Unfortunately, the next round of National Grid’s non-statutory consultation, running until the 21st of August, will conclude before we get the ESO review. This is most disappointing, and I have expressed my dissatisfaction to National Grid in the strongest terms – we should have aligned the offshore review with their planning process.
It is true that constituents engaging with National Grid’s next stage consultation will see that they have finally presented an offshore option which, at a cost of approx. £4 billion and 220km undersea, is the ‘straw man’ I predicted some months ago we would get - unlikely to ever go ahead due to its sheer scale and cost, and not the joined-up solution benefitting both communities and industry.

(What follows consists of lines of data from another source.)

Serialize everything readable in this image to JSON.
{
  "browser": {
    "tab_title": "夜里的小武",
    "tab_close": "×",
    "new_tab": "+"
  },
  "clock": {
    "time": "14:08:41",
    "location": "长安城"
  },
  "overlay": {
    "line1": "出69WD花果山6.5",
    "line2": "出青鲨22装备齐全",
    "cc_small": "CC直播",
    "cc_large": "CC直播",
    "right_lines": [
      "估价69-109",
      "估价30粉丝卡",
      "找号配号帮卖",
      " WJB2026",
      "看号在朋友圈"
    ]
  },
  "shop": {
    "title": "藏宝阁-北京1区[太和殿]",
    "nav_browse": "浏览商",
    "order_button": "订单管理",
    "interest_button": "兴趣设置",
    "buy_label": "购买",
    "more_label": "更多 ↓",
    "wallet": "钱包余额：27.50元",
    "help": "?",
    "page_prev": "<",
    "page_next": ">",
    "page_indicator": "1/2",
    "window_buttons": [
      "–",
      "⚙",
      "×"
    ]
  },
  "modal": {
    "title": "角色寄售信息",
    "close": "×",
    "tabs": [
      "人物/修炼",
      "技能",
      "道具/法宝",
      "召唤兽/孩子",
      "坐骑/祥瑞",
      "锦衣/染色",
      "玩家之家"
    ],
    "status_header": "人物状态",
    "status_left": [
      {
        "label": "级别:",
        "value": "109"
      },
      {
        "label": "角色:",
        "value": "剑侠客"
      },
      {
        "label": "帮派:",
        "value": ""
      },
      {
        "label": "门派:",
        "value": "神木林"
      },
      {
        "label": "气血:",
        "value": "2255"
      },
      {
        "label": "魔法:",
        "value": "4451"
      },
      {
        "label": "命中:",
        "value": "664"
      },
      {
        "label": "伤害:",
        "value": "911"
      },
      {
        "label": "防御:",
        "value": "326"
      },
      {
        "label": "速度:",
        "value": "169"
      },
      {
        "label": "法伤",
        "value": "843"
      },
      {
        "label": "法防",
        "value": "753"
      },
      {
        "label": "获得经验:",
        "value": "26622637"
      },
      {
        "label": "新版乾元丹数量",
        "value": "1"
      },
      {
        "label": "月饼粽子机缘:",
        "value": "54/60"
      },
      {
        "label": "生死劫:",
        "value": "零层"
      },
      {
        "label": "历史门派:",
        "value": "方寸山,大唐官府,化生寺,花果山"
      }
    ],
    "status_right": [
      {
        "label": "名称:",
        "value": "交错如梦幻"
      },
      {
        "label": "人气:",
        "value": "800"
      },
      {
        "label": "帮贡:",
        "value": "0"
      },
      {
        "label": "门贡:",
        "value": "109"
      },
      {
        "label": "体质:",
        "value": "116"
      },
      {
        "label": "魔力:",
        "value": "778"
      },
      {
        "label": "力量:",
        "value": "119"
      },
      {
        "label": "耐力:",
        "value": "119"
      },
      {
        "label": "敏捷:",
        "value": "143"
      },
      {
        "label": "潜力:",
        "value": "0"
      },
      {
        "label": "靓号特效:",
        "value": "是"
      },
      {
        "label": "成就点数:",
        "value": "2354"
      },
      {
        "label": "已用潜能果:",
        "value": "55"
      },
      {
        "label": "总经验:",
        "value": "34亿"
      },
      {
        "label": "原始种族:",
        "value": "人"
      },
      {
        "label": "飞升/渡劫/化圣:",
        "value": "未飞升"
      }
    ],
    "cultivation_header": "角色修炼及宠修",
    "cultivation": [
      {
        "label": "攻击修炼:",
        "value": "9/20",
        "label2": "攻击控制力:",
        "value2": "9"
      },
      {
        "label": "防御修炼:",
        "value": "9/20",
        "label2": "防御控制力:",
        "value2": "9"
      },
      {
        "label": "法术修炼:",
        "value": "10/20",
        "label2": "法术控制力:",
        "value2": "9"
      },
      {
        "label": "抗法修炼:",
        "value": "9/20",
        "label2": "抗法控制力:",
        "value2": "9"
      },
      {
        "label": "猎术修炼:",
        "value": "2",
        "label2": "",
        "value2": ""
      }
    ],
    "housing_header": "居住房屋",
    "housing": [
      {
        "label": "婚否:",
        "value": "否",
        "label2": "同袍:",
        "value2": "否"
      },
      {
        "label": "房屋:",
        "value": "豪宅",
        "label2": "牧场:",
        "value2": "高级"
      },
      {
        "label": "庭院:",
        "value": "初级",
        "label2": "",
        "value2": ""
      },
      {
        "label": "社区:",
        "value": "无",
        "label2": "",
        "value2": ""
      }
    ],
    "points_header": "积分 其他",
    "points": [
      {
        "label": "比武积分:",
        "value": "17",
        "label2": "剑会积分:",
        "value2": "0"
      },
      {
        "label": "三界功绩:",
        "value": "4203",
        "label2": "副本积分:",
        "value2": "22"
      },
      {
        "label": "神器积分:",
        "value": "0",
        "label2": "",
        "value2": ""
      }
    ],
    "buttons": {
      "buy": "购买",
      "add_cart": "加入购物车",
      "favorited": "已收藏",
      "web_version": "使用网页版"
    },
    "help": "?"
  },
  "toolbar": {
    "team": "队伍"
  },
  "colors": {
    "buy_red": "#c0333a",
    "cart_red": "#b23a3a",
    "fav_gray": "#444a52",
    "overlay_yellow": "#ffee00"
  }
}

This means that the next step for offshore campaigners is the imminent publication of the OCSS investments, showing where windfarm projects could be coordinated. Crucially, it is following this that ESO will then launch their review, and I should stress that its remit will be to see to what extent the OCSS work has changed the core transmission needs of the network. In essence, they’ll be asking – do we still need the same scale of onshore reinforcement, i.e., pylons? If we do, can we go offshore instead, to avoid new pylons? If so, at what cost and over what time frame? I’ve been assured this means that ESO’s study will present at least one option as an alternative to Norwich to Tilbury, which would not include a single pylon.
I suspect it is possible that the result of the OCSS and ESO review will be that some parts of our region no longer get the pylons they were dreading – but could be a short-term, pyrrhic victory if the following years see more such infrastructure come forward, because we avoided what remains the best goal in my view – a comprehensive, future-proofed, coordinated offshore grid.
Ultimately, we cannot guarantee that the proposed pylons won’t go ahead. Instead, what we can do is ensure that as much transparency as possible is forthcoming from the planning applicant – National Grid – enabling my constituents to make their representations with the maximum of knowledge, where some months ago our discourse was shrouded in a complete lack of information. I remain incredibly proud of the way we have cut our CO2 emissions as a country and struck back at Putin’s weaponization of energy through the expansion of offshore wind – but such progress cannot be at disproportionate cost to our rural way of life.
Published in the Suffolk Free Press.